In addition to the data integrity risks of manual techniques, hours at a laboratory bench can create user fatigue resulting in reduced accuracy, requiring analyst breaks. Fatigue can be reduced by adding additional analysts, but this requires significant time investments in training and on-going effort by all analysts to be consistent. Sandle reported the result of a study where two analysts differed in counts by as much as 50% when counting beads in agar to represent colonies.8 Additionally, he describes other factors that influence an analyst’s ability to effectively count plates, including plate position, type and direction of lighting.
Also, plate count results can only be retained and second person reviewed for few hours, after which total counts may change due to appearance of slow-growing organisms, spreading organisms or contamination from the plate reading process. In the past, it was common for lab personnel to review the documentation of plate counts and not the plates themselves, choosing to accept the risk of inaccurate counts. Due to data integrity concerns and regulatory citations of inaccurate plate counts,9 labs must now implement second person review of all plates or find alternate technologies to conduct the methods.
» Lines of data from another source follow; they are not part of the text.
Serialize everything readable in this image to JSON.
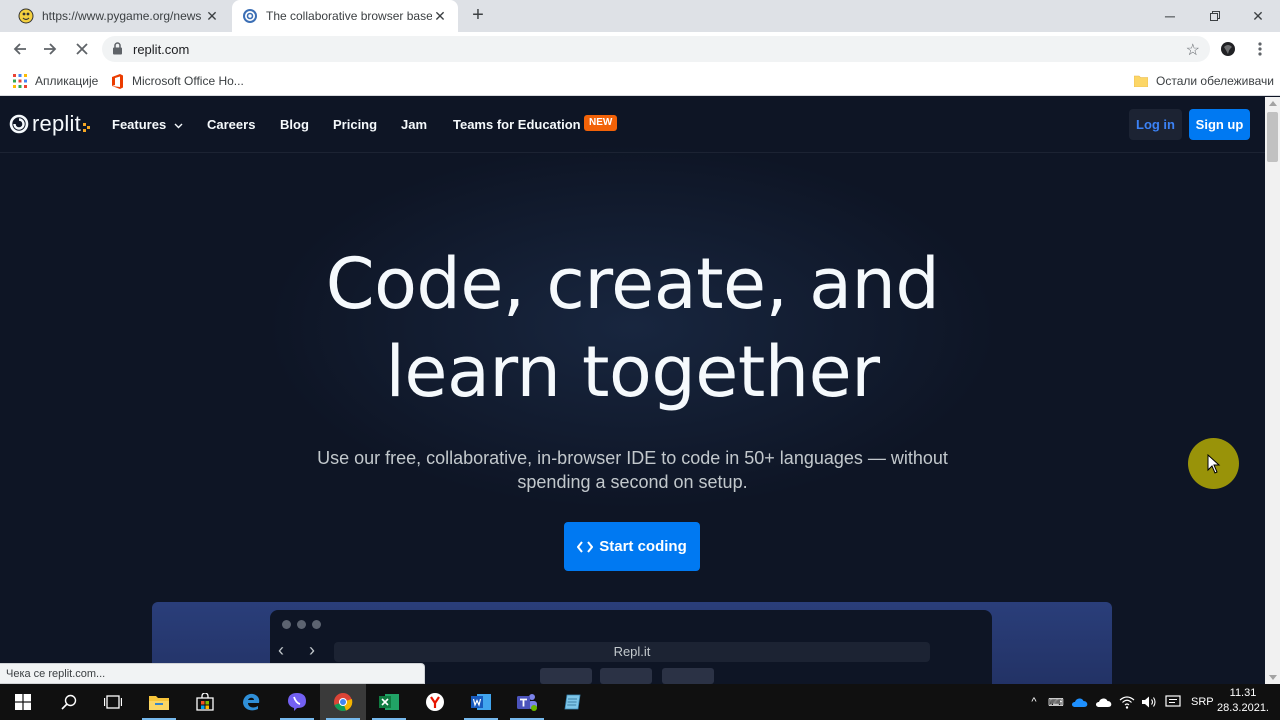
{
  "browser": {
    "tabs": [
      {
        "title": "https://www.pygame.org/news",
        "icon": "pygame-snake-icon",
        "active": false
      },
      {
        "title": "The collaborative browser based",
        "icon": "replit-icon",
        "active": true
      }
    ],
    "url": "replit.com",
    "bookmarks": [
      {
        "label": "Апликације",
        "icon": "apps-grid-icon"
      },
      {
        "label": "Microsoft Office Ho...",
        "icon": "office-icon"
      }
    ],
    "other_bookmarks": "Остали обележивачи",
    "status_text": "Чека се replit.com..."
  },
  "site": {
    "logo_text": "replit",
    "nav": [
      {
        "label": "Features",
        "has_dropdown": true
      },
      {
        "label": "Careers"
      },
      {
        "label": "Blog"
      },
      {
        "label": "Pricing"
      },
      {
        "label": "Jam"
      },
      {
        "label": "Teams for Education"
      }
    ],
    "new_badge": "NEW",
    "login_label": "Log in",
    "signup_label": "Sign up",
    "hero_title_line1": "Code, create, and",
    "hero_title_line2": "learn together",
    "hero_subtitle": "Use our free, collaborative, in-browser IDE to code in 50+ languages — without spending a second on setup.",
    "cta_label": "Start coding",
    "mock_url": "Repl.it"
  },
  "taskbar": {
    "apps": [
      "start-icon",
      "search-icon",
      "task-view-icon",
      "file-explorer-icon",
      "store-icon",
      "edge-icon",
      "viber-icon",
      "chrome-icon",
      "excel-icon",
      "yandex-icon",
      "word-icon",
      "teams-icon",
      "notepad-icon"
    ],
    "language": "SRP",
    "time": "11.31",
    "date": "28.3.2021."
  },
  "colors": {
    "page_bg": "#0e1525",
    "accent_blue": "#0079f2",
    "new_badge": "#f26208"
  }
}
In addition to time limitations for original sample retention, contemporaneous time stamps for start/end of each count permit reviewers to determine if sufficient time was permitted for an accurate colony count but are seldom recorded in manual counts.
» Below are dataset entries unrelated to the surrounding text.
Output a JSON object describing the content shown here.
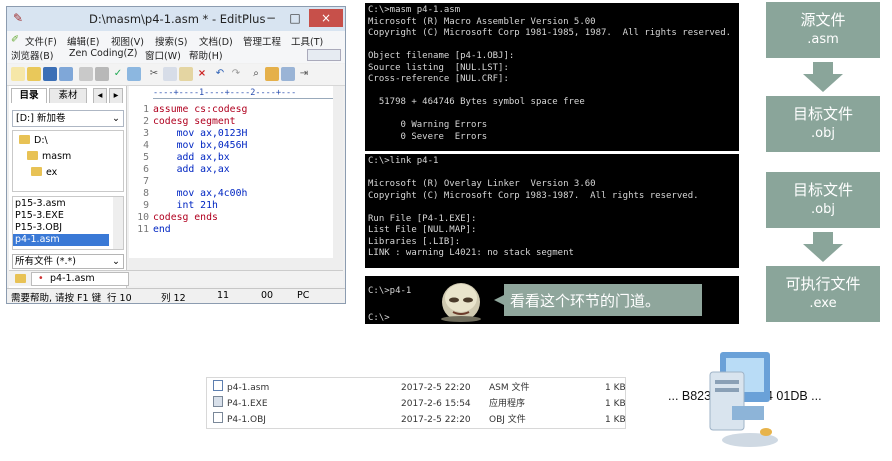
{
  "editplus": {
    "title": "D:\\masm\\p4-1.asm * - EditPlus",
    "min_glyph": "−",
    "max_glyph": "□",
    "close_glyph": "×",
    "menu": [
      "文件(F)",
      "编辑(E)",
      "视图(V)",
      "搜索(S)",
      "文档(D)",
      "管理工程",
      "工具(T)",
      "浏览器(B)",
      "Zen Coding(Z)",
      "窗口(W)",
      "帮助(H)"
    ],
    "tabs": [
      "目录",
      "素材"
    ],
    "drive": "[D:] 新加卷",
    "tree": [
      "D:\\",
      "masm",
      "ex"
    ],
    "files": [
      "p15-3.asm",
      "P15-3.EXE",
      "P15-3.OBJ",
      "p4-1.asm"
    ],
    "filter": "所有文件 (*.*)",
    "ruler": "----+----1----+----2----+---",
    "code": [
      {
        "n": "1",
        "text": "assume cs:codesg"
      },
      {
        "n": "2",
        "text": "codesg segment"
      },
      {
        "n": "3",
        "text": "mov ax,0123H"
      },
      {
        "n": "4",
        "text": "mov bx,0456H"
      },
      {
        "n": "5",
        "text": "add ax,bx"
      },
      {
        "n": "6",
        "text": "add ax,ax"
      },
      {
        "n": "7",
        "text": ""
      },
      {
        "n": "8",
        "text": "mov ax,4c00h"
      },
      {
        "n": "9",
        "text": "int 21h"
      },
      {
        "n": "10",
        "text": "codesg ends"
      },
      {
        "n": "11",
        "text": "end"
      }
    ],
    "doc_tab": "p4-1.asm",
    "status": {
      "help": "需要帮助, 请按 F1 键",
      "row": "行 10",
      "col": "列 12",
      "v1": "11",
      "v2": "00",
      "mode": "PC"
    }
  },
  "console1": [
    "C:\\>masm p4-1.asm",
    "Microsoft (R) Macro Assembler Version 5.00",
    "Copyright (C) Microsoft Corp 1981-1985, 1987.  All rights reserved.",
    "",
    "Object filename [p4-1.OBJ]:",
    "Source listing  [NUL.LST]:",
    "Cross-reference [NUL.CRF]:",
    "",
    "  51798 + 464746 Bytes symbol space free",
    "",
    "      0 Warning Errors",
    "      0 Severe  Errors"
  ],
  "console2": [
    "C:\\>link p4-1",
    "",
    "Microsoft (R) Overlay Linker  Version 3.60",
    "Copyright (C) Microsoft Corp 1983-1987.  All rights reserved.",
    "",
    "Run File [P4-1.EXE]:",
    "List File [NUL.MAP]:",
    "Libraries [.LIB]:",
    "LINK : warning L4021: no stack segment"
  ],
  "console3": [
    "C:\\>p4-1",
    "",
    "",
    "C:\\>"
  ],
  "callout": "看看这个环节的门道。",
  "flow": [
    {
      "l1": "源文件",
      "l2": ".asm"
    },
    {
      "l1": "目标文件",
      "l2": ".obj"
    },
    {
      "l1": "目标文件",
      "l2": ".obj"
    },
    {
      "l1": "可执行文件",
      "l2": ".exe"
    }
  ],
  "explorer": [
    {
      "name": "p4-1.asm",
      "date": "2017-2-5 22:20",
      "type": "ASM 文件",
      "size": "1 KB"
    },
    {
      "name": "P4-1.EXE",
      "date": "2017-2-6 15:54",
      "type": "应用程序",
      "size": "1 KB"
    },
    {
      "name": "P4-1.OBJ",
      "date": "2017-2-5 22:20",
      "type": "OBJ 文件",
      "size": "1 KB"
    }
  ],
  "hex": "... B82301 BB5604 01DB ..."
}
Your firm also stated that, after implementing extra plate-reading oversight in the microbiology laboratory, a notable increase in counts emerged in environmental monitoring results, with a particularly “sharp” increase in personnel monitoring excursions across the facility.9
Today’s automated plate counting technologies, in contrast, offer unprecedented capabilities to improve consistency, save time, reduce analyst fatigue, capture data automatically and fully intact, and control reviewer access with unerring documentation – in short, offering myriad ways to satisfy the stringent data integrity standards now driving the pharmaceutical industry.
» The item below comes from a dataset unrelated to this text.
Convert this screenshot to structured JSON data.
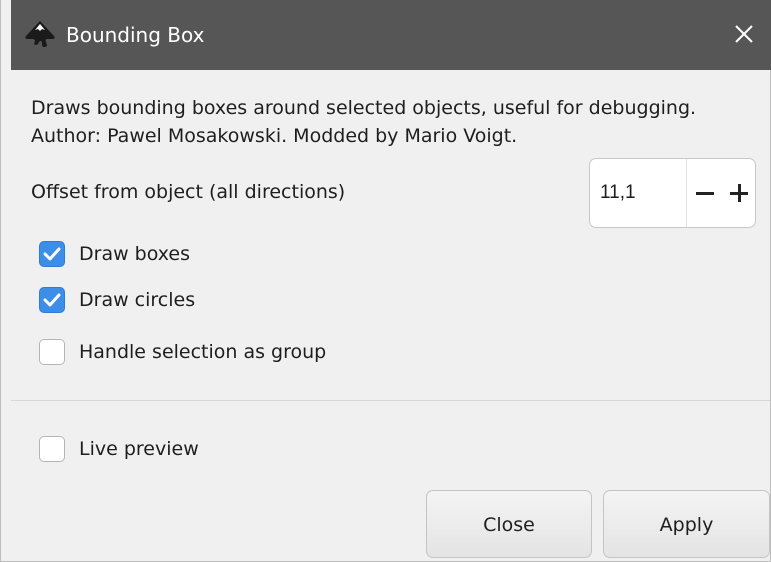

In the next post of our four-part series, we will address the advantages of digitalization in microbial QC testing. Look for it soon!
Mark Newton is an associate senior quality assurance consultant at Eli Lilly and Company. David L. Jones is director of marketing and industry affairs at Rapid Micro Biosystems. This content previously appeared in edited form in the March 2022 issue of Cleanroom Technology.
1Platco, C. Cundell, T. Data Integrity Issues in Microbial Testing, Am. Pharm. Rev, Sept, 2017
2Unger, Barb. FDA FY2020 Drug Inspection Observations And Trends. Pharmaceutical Online, Dec 9 2020. FDA FY2020 Drug Inspection Observations and Trends (pharmaceuticalonline.com)
3De La Torre, Michelle. Data Integrity Trends in 483s and Warning Letters: Part 1. May 16, 2019. Available from Redica.com
4Medicines & Healthcare products Regulatory Agency (MHRA). “GXP Data Integrity Guidance and Definitions.” March 2018. https://www.gov.uk/government/publications/guidance-on-gxp-data-integrity
5Food and Drug Administration (FDA). Data Integrity and Compliance With Drug cGMP: Questions and Answers. Guidance for Industry. December 2018. https://www.fda.gov/media/119267/download
6PDA Technical Report 80. Data Integrity Management Systems for Pharmaceutical Laboratories. 2018. Parenteral Drug Association, Inc.
7PDA TR80 above, Section 5.1.2, pg 12
8Sandle, Tim. Ready for the Count? Back to Basics Review of Microbial Colony Counting. February 2020. Research Gate: https://www.researchgate.net/publication/339416178_Ready_for_The_Count_Back-To- Basics_Review_Of_Microbial_Colony_Counting
9FDA Warning Letter to Hospira Healthcare India Pvt Ltd, March 4, 2019. Available at: https://www.fda.gov/inspections-compliance-enforcement-and-criminal- investigations/warning-letters/hospira-healthcare-india-pvt-ltd-557890-03042019